Car Safety. Because motor vehicle accidents are the number one killer of children ages 1 - 14, it is important to transport children in the safest way possible. This sobering statistic reminds us that even if you are a careful driver, you cannot eliminate the possibility of an auto accident. Child safety seats are made to properly restrain a child in the safest way possible. Below are some of the most common tips:
Prevent Household Accidents. Secure doors that lead to stairways, driveways or storage areas. Use guards on windows, wall heaters, stoves, fireplaces and electric outlets. Remove sharp-edged furniture and breakables from your child’s play area.
Avoid Tobacco Smoke. At this age, your child is more at risk for developing respiratory and ear infections. Passive smoke in your child’s environment is proven to be linked to more frequent respiratory and ear infections.
Learn cardiopulmonary resuscitation (CPR) for children and infants. CPR is a procedure that can be done to save a child’s life if their heart or breathing stops due to events such as choking, drowning, electrical shock, serious trauma or suffocation. This is offered in many local organizations to family members.
Firearm Safety. It is best to keep guns out of the home. Handguns are especially dangerous. If you choose to keep a gun, keep it unloaded and in a locked place separate from the ammunition. Also ask about guns in the homes that your child may visit.

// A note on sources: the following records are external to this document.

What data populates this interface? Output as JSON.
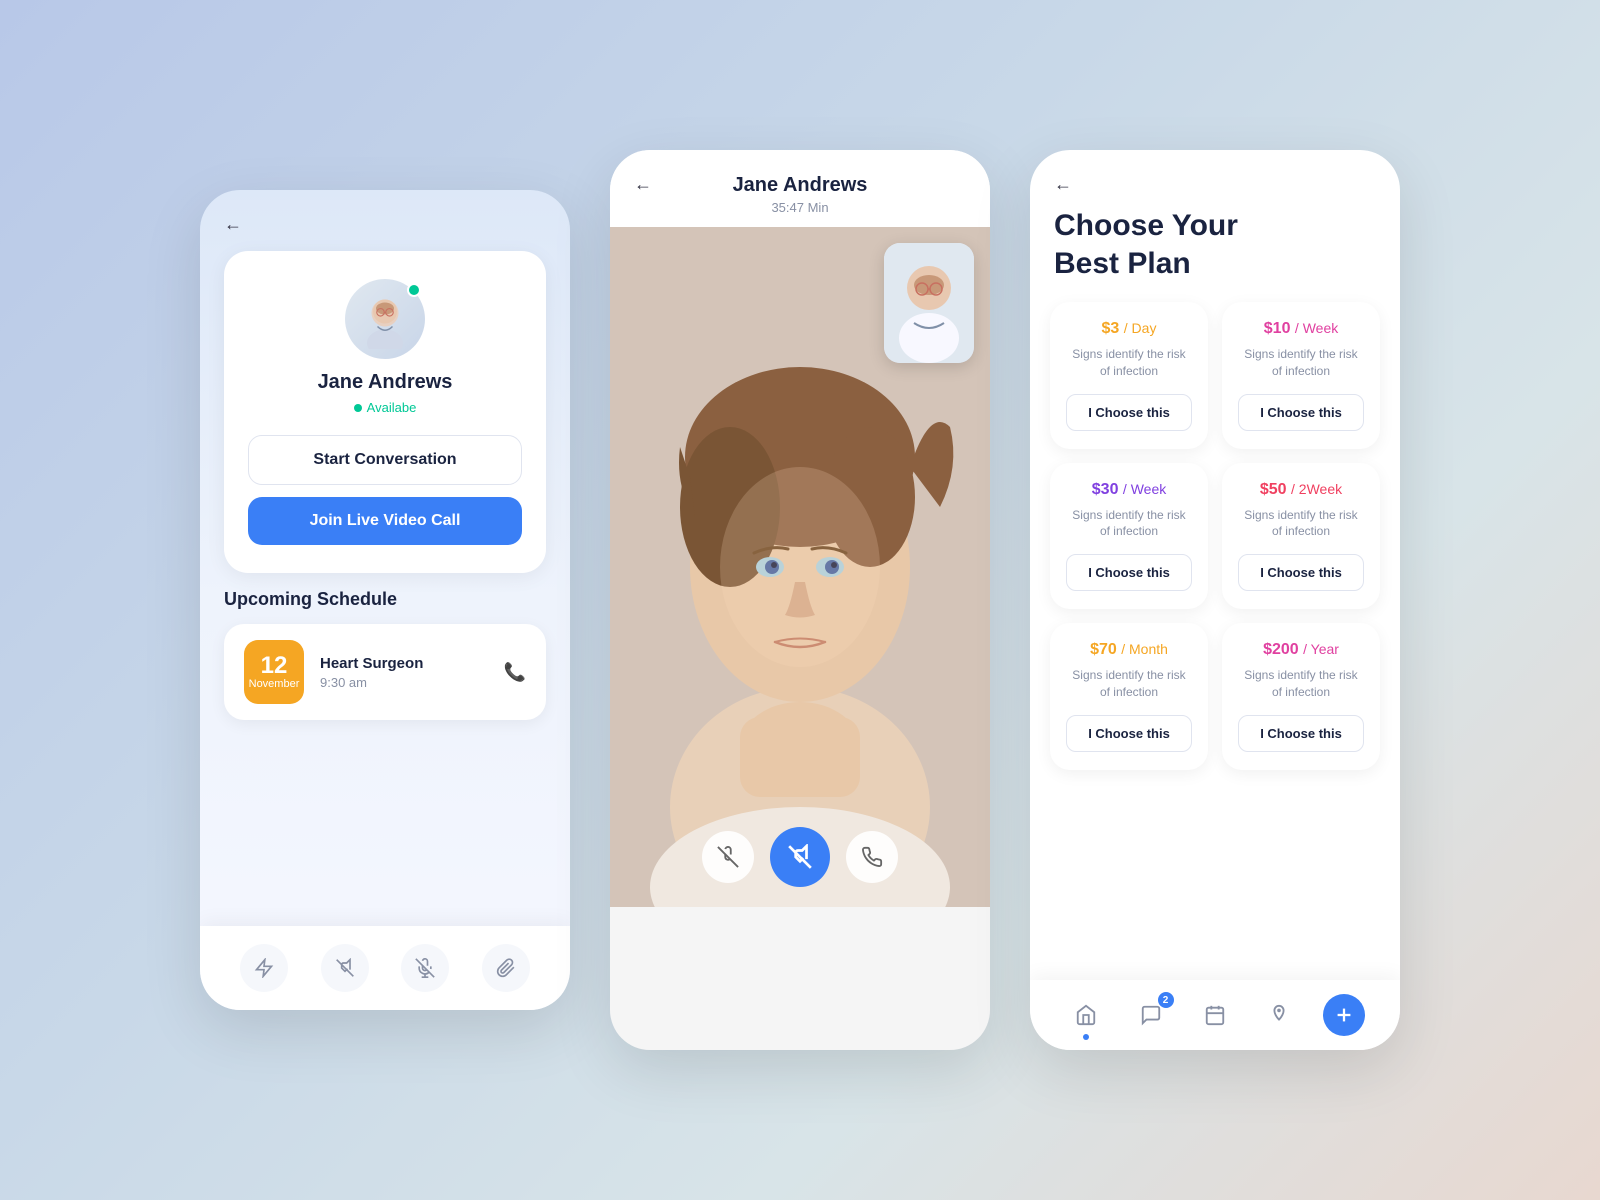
{
  "phone1": {
    "back_label": "←",
    "doctor_name": "Jane Andrews",
    "status": "Availabe",
    "btn_start": "Start Conversation",
    "btn_video": "Join Live Video Call",
    "schedule_title": "Upcoming Schedule",
    "schedule_day": "12",
    "schedule_month": "November",
    "schedule_doctor": "Heart Surgeon",
    "schedule_time": "9:30 am",
    "icons": [
      "⚡",
      "🎥",
      "🎤",
      "📎"
    ]
  },
  "phone2": {
    "back_label": "←",
    "call_name": "Jane Andrews",
    "call_time": "35:47 Min",
    "ctrl_mic": "🎤",
    "ctrl_video": "📷",
    "ctrl_end": "📞"
  },
  "phone3": {
    "back_label": "←",
    "page_title": "Choose Your\nBest Plan",
    "plans": [
      {
        "price": "$3",
        "unit": "/ Day",
        "desc": "Signs identify the risk of infection",
        "btn": "I Choose this",
        "color": "orange"
      },
      {
        "price": "$10",
        "unit": "/ Week",
        "desc": "Signs identify the risk of infection",
        "btn": "I Choose this",
        "color": "pink"
      },
      {
        "price": "$30",
        "unit": "/ Week",
        "desc": "Signs identify the risk of infection",
        "btn": "I Choose this",
        "color": "purple"
      },
      {
        "price": "$50",
        "unit": "/ 2Week",
        "desc": "Signs identify the risk of infection",
        "btn": "I Choose this",
        "color": "red"
      },
      {
        "price": "$70",
        "unit": "/ Month",
        "desc": "Signs identify the risk of infection",
        "btn": "I Choose this",
        "color": "orange"
      },
      {
        "price": "$200",
        "unit": "/ Year",
        "desc": "Signs identify the risk of infection",
        "btn": "I Choose this",
        "color": "pink"
      }
    ],
    "nav_badge": "2"
  }
}
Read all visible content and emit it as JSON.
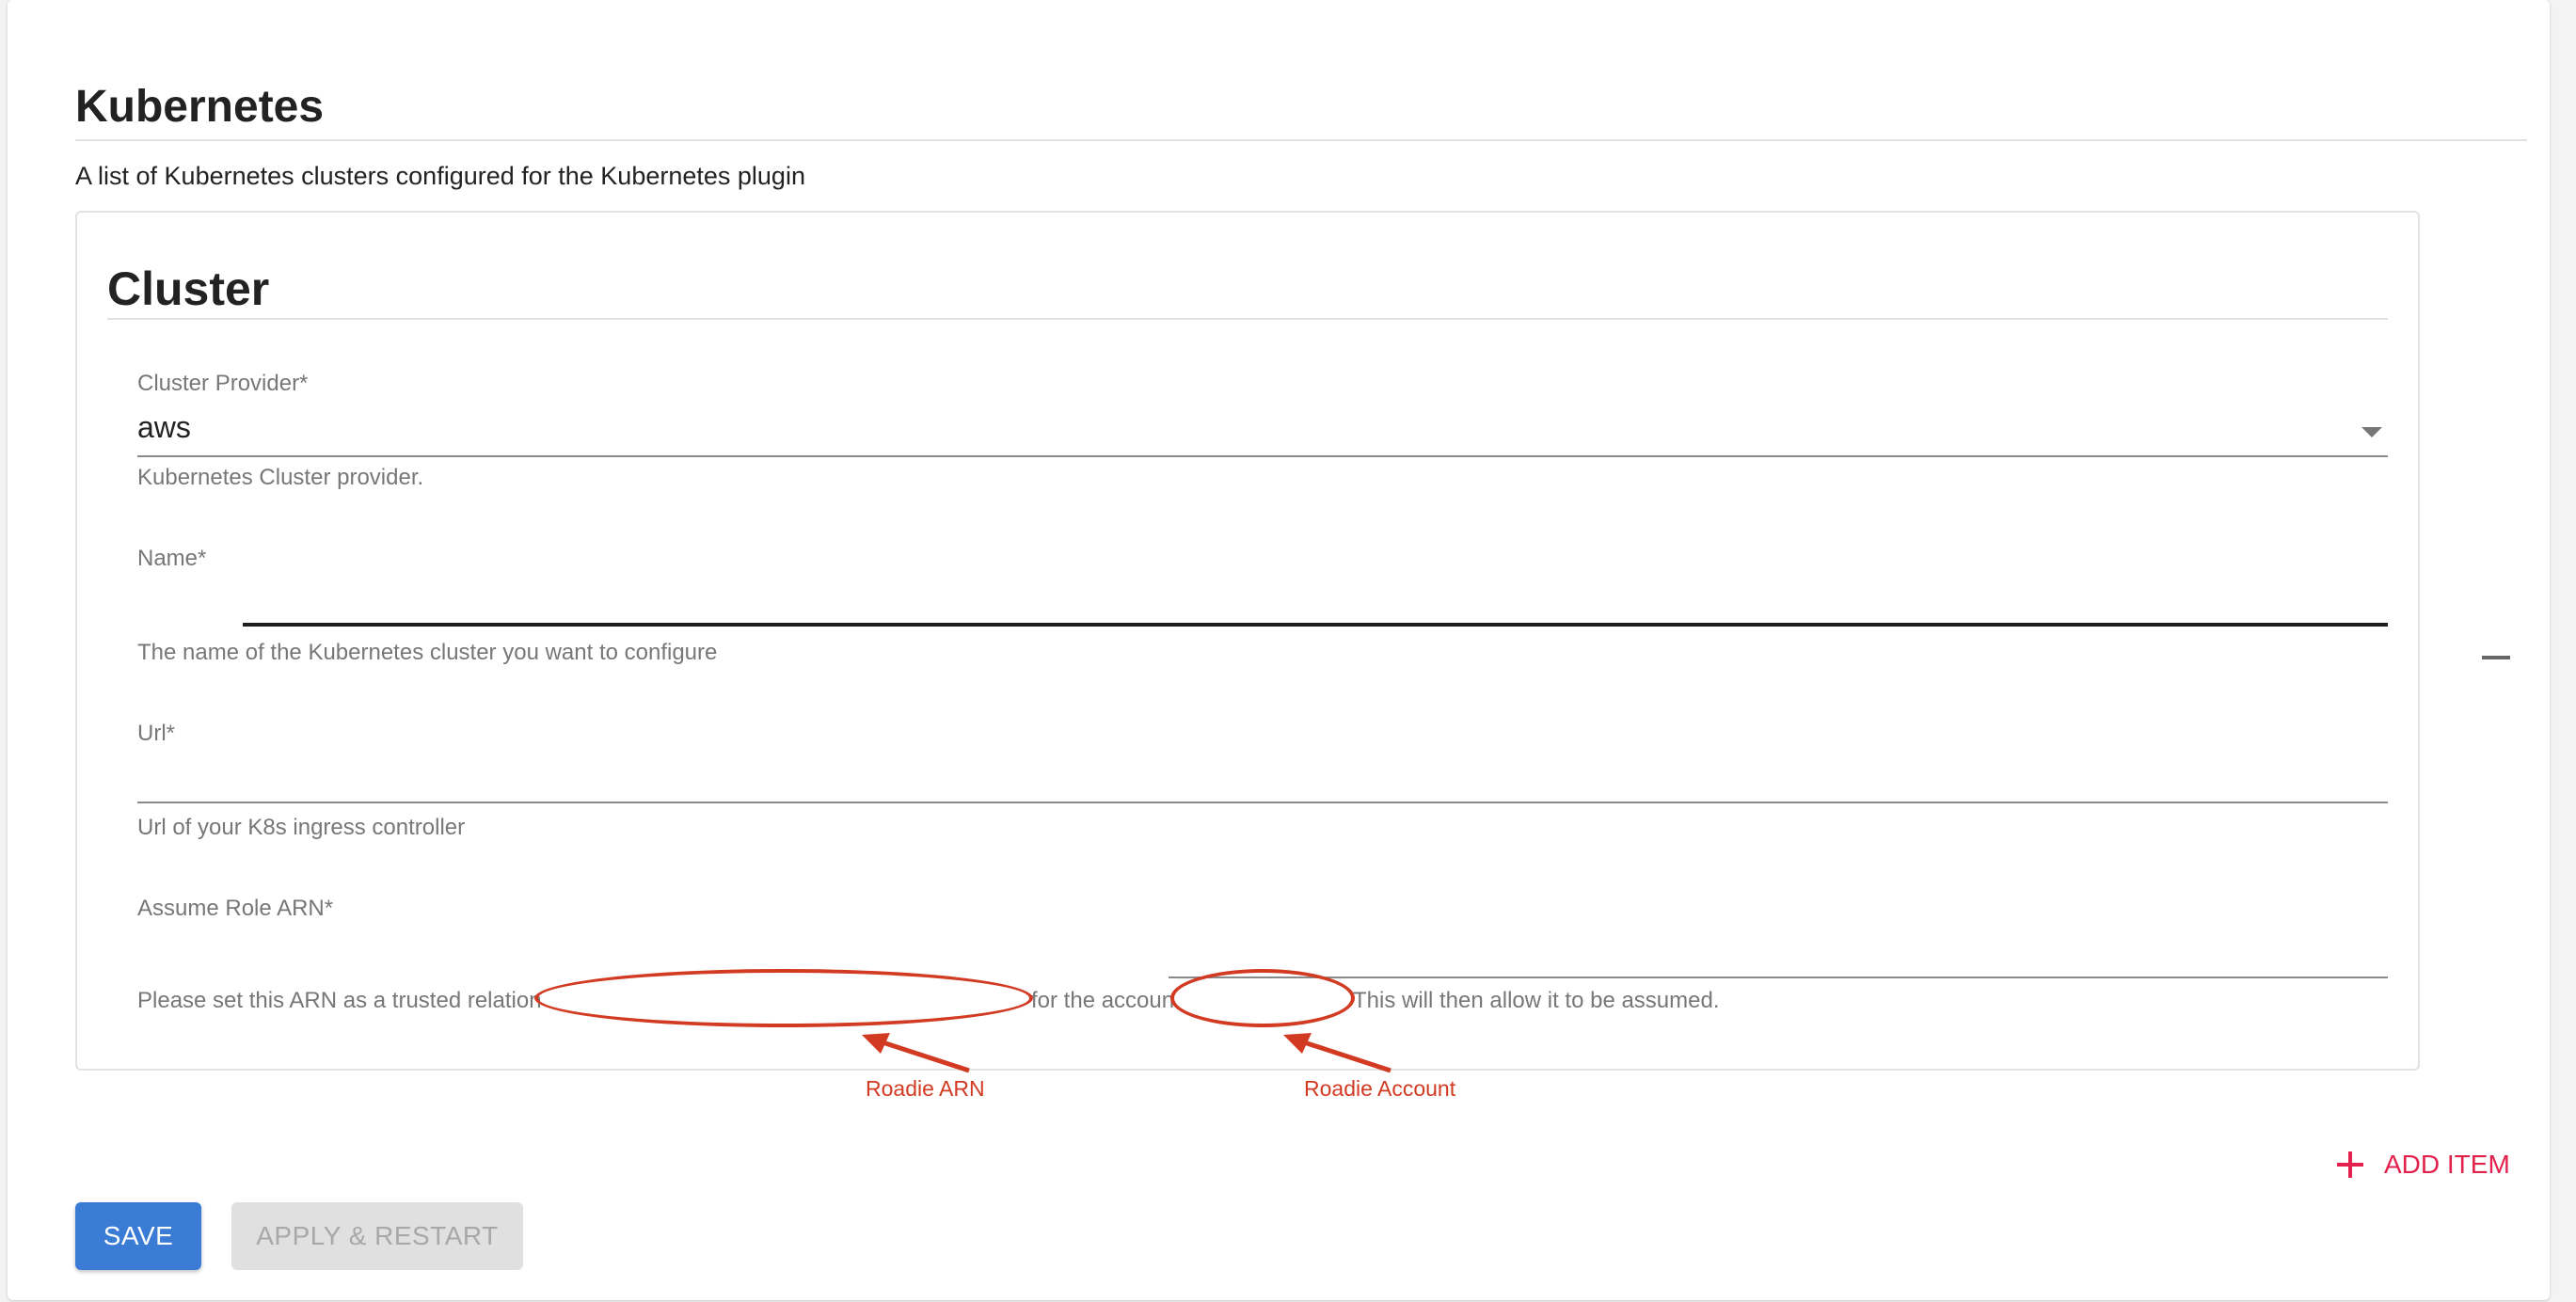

Sun Safety. Sunburns at any age increase the risk of skin cancer. Protect your child with sunscreen, SPF 30 or greater, and/or protective hats and clothing. Apply sunscreen 30 minutes before sun exposure and then reapply every two hours if outside for a long period of time. However, sunburn can occur even with sunscreen—avoid the hottest parts of the day or stay in shade whenever possible.
Depending on your provider, at the 15 month wellness visit your child may receive a series of immunizations. You may give Tylenol® or Motrin® if your child is fussy or has a fever.
In addition, the flu vaccine is recommended annually for everyone 6 months and older as soon as it is available. The vaccine protects against influenza, which causes severe respiratory symptoms along with a high fever for four to five days.
Your child’s next wellness visit should occur at 18 months of age.